2. Gather Maps
While the park is a wonderful place for adventure, it’s unlikely that you’d want to tackle all it has to offer without good maps. With 522,427 acres of land divided between Tennessee and North Carolina, it’s important to know where you are and where you’re going at all times. GPS units in cars and cellphones are often inaccurate once you’re off the main roads, so don’t plan to rely on them for directions. You can download free Great Smoky Mountains National Park maps, or pick them up at one of the park’s four visitor centers.
3. Plan for Picnics
Once you enter the park grounds there are limited food, beverage and grocery options available to you, so you’ll want to plan ahead for day and/or overnight trips. The various visitor centers do offer beverages via vending machine, and the Cades Cove Campground Store offers a small selection of food/snack items if you find yourself in that area, but it’s best to plan on packing a lunch and enjoying a picnic at one of the many picnic sites throughout the Smokies.
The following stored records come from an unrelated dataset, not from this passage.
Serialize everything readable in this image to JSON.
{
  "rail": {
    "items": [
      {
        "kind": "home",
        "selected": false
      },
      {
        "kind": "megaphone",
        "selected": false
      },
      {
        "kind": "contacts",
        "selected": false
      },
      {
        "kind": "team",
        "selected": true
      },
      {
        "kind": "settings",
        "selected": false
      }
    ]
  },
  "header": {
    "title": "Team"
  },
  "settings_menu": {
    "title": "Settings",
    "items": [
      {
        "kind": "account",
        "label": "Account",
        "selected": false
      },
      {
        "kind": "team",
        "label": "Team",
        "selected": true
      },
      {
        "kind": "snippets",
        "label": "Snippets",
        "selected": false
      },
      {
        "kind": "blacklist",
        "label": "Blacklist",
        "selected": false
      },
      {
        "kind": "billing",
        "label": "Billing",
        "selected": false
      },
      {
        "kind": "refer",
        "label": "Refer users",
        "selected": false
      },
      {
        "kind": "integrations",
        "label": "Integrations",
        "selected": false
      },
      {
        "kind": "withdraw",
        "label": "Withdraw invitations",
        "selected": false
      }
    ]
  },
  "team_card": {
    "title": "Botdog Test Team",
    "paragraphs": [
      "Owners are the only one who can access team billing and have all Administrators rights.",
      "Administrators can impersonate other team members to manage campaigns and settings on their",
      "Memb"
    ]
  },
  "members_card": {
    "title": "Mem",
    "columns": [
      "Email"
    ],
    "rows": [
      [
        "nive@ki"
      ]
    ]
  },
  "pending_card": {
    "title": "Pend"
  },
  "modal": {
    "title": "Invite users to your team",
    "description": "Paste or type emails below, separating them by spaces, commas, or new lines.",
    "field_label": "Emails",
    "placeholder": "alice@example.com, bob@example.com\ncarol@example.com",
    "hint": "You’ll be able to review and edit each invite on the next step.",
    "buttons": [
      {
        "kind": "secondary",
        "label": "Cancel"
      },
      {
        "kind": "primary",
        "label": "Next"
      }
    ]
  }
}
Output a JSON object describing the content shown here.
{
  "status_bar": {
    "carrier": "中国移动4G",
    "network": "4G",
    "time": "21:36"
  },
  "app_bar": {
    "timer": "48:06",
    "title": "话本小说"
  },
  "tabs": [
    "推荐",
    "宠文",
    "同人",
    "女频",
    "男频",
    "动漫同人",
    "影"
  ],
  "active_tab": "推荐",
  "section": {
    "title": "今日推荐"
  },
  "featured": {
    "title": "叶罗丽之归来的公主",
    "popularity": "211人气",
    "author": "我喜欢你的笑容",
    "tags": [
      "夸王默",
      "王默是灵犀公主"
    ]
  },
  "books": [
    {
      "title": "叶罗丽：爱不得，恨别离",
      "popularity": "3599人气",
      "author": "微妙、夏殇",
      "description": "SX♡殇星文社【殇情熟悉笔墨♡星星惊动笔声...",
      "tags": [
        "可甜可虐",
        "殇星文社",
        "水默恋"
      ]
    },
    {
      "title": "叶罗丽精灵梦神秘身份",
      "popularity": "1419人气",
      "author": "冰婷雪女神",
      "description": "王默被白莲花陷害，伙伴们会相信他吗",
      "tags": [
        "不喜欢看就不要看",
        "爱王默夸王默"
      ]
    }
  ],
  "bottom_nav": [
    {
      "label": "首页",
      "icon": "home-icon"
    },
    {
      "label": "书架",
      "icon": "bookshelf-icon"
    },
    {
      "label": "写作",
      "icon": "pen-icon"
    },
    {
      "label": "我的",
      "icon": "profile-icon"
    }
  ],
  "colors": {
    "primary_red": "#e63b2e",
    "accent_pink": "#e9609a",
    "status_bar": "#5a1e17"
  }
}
Also, remember to bring snacks and water to help replenish your energy supply while you take on hiking trails and more!
4. Know the Rules for Pets in the National Park
Are you planning to bring your pets along for the ride? Be sure to check out the park rules regarding pets, especially dogs. Dogs must be kept on a leash that is no more than 6 feet long at all times while on national park grounds. Leashed dogs are welcome at all campgrounds, picnic areas and along roads, but remember to always clean up after your pet! While dogs are not allowed on hiking trails, you are welcome to take them on two short walking paths — the Gatlinburg Trail and the Oconaluftee River Trail.
Keeping these tips in mind as you plan your Great Smoky Mountains National Park spring trip will help ensure that you have the best experience possible. Be sure to check out all of the resources available on our Explore The Smokies guide pages, and come find out why Great Smoky Mountains National Park is the most visited national park in the country!